It was fun to bump into some old acquaintances from previous jobs while wondering around.  That's one of the things I really enjoy about the conference - catching up with people I haven't seen in several years and finding out how life is treating them.

In the evening I went to the IGDA party.  I usually don't enjoy conference parties much, but I thought I'd go anyway.  I ran into Spencer Trent, the effects artist from Vicious Cycle software.  That was pretty amazing since I've never met him - just chatted via instant messenger.  I guess he recognized me somehow (I wasn't wearing my conference badge with my name on it at the time.)  We had a great chat about creating particle effects, etc.  I also visited the Autodesk party for awhile, but didn't stay long since I'm not much of a party type guy.

Looking forward to tomorrow!

Sunday, February 17, 2008

GDC 2008

Just like the last two years, I'm attending GDC this year and really looking forward to it.  Once again I'll be creating blog posts here for each day I'm at the show.  I'll be summarizing each of the classes and presentations that I attend and commenting on what I learn.

If you'd like to take a look at the sessions I'll be attending, my schedule is available online toward the bottom of this page:

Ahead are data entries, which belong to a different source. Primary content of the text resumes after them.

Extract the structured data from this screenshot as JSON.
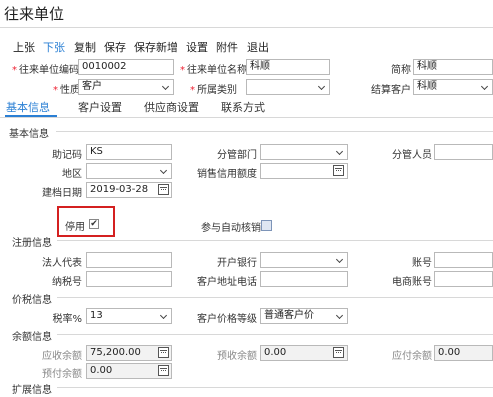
{
  "window": {
    "title": "往来单位"
  },
  "toolbar": {
    "prev": "上张",
    "next": "下张",
    "copy": "复制",
    "save": "保存",
    "save_new": "保存新增",
    "settings": "设置",
    "attachment": "附件",
    "exit": "退出"
  },
  "header": {
    "code_label": "往来单位编码",
    "code_value": "0010002",
    "name_label": "往来单位名称",
    "name_value": "科顺",
    "short_label": "简称",
    "short_value": "科顺",
    "type_label": "性质",
    "type_value": "客户",
    "category_label": "所属类别",
    "category_value": "",
    "settle_label": "结算客户",
    "settle_value": "科顺"
  },
  "tabs": [
    "基本信息",
    "客户设置",
    "供应商设置",
    "联系方式"
  ],
  "basic": {
    "section": "基本信息",
    "mnemonic_label": "助记码",
    "mnemonic_value": "KS",
    "dept_label": "分管部门",
    "dept_value": "",
    "staff_label": "分管人员",
    "staff_value": "",
    "region_label": "地区",
    "region_value": "",
    "credit_label": "销售信用额度",
    "credit_value": "",
    "date_label": "建档日期",
    "date_value": "2019-03-28",
    "disabled_label": "停用",
    "disabled_mark": "✔",
    "auto_verify_label": "参与自动核销"
  },
  "register": {
    "section": "注册信息",
    "legal_label": "法人代表",
    "legal_value": "",
    "bank_label": "开户银行",
    "bank_value": "",
    "account_label": "账号",
    "account_value": "",
    "tax_label": "纳税号",
    "tax_value": "",
    "addr_label": "客户地址电话",
    "addr_value": "",
    "ecomm_label": "电商账号",
    "ecomm_value": ""
  },
  "price": {
    "section": "价税信息",
    "rate_label": "税率%",
    "rate_value": "13",
    "level_label": "客户价格等级",
    "level_value": "普通客户价"
  },
  "balance": {
    "section": "余额信息",
    "ar_label": "应收余额",
    "ar_value": "75,200.00",
    "pre_recv_label": "预收余额",
    "pre_recv_value": "0.00",
    "ap_label": "应付余额",
    "ap_value": "0.00",
    "pre_pay_label": "预付余额",
    "pre_pay_value": "0.00"
  },
  "extend": {
    "section": "扩展信息"
  },
  "colors": {
    "accent": "#2a7fd4",
    "required": "#e23",
    "highlight_box": "#d42020"
  }
}
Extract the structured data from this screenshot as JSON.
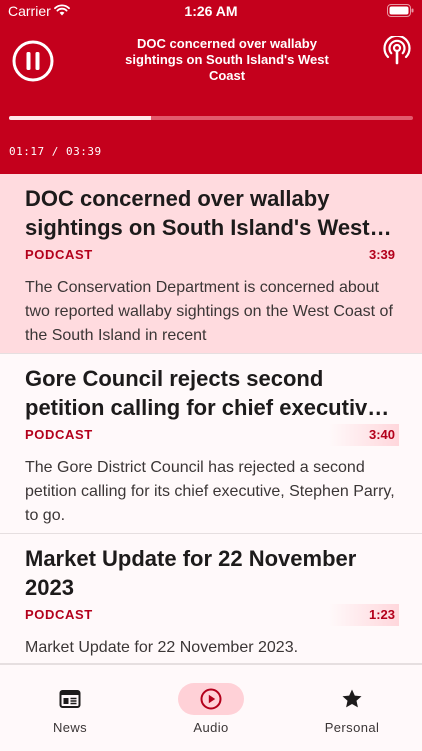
{
  "status_bar": {
    "carrier": "Carrier",
    "time": "1:26 AM"
  },
  "player": {
    "now_playing_title": "DOC concerned over wallaby sightings on South Island's West Coast",
    "elapsed": "01:17",
    "separator": "/",
    "total": "03:39",
    "progress_fraction": 0.352
  },
  "items": [
    {
      "title": "DOC concerned over wallaby sightings on South Island's West Coast",
      "tag": "PODCAST",
      "duration": "3:39",
      "summary": "The Conservation Department is concerned about two reported wallaby sightings on the West Coast of the South Island in recent"
    },
    {
      "title": "Gore Council rejects second petition calling for chief executive to go",
      "tag": "PODCAST",
      "duration": "3:40",
      "summary": "The Gore District Council has rejected a second petition calling for its chief executive, Stephen Parry, to go."
    },
    {
      "title": "Market Update for 22 November 2023",
      "tag": "PODCAST",
      "duration": "1:23",
      "summary": "Market Update for 22 November 2023."
    }
  ],
  "tabs": [
    {
      "label": "News",
      "icon": "newspaper-icon"
    },
    {
      "label": "Audio",
      "icon": "play-circle-icon",
      "selected": true
    },
    {
      "label": "Personal",
      "icon": "star-icon"
    }
  ],
  "colors": {
    "brand_red": "#c4001c",
    "accent_text": "#b3001b",
    "active_row": "#ffdbdf"
  }
}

You might notice that I've got lots of time slots with  multiple sessions scheduled.  There's just too much to see and learn!  I wish that they'd add an extra day and spread things out a bit more.  It's hard when two classes you really want to attend are scheduled at the same time.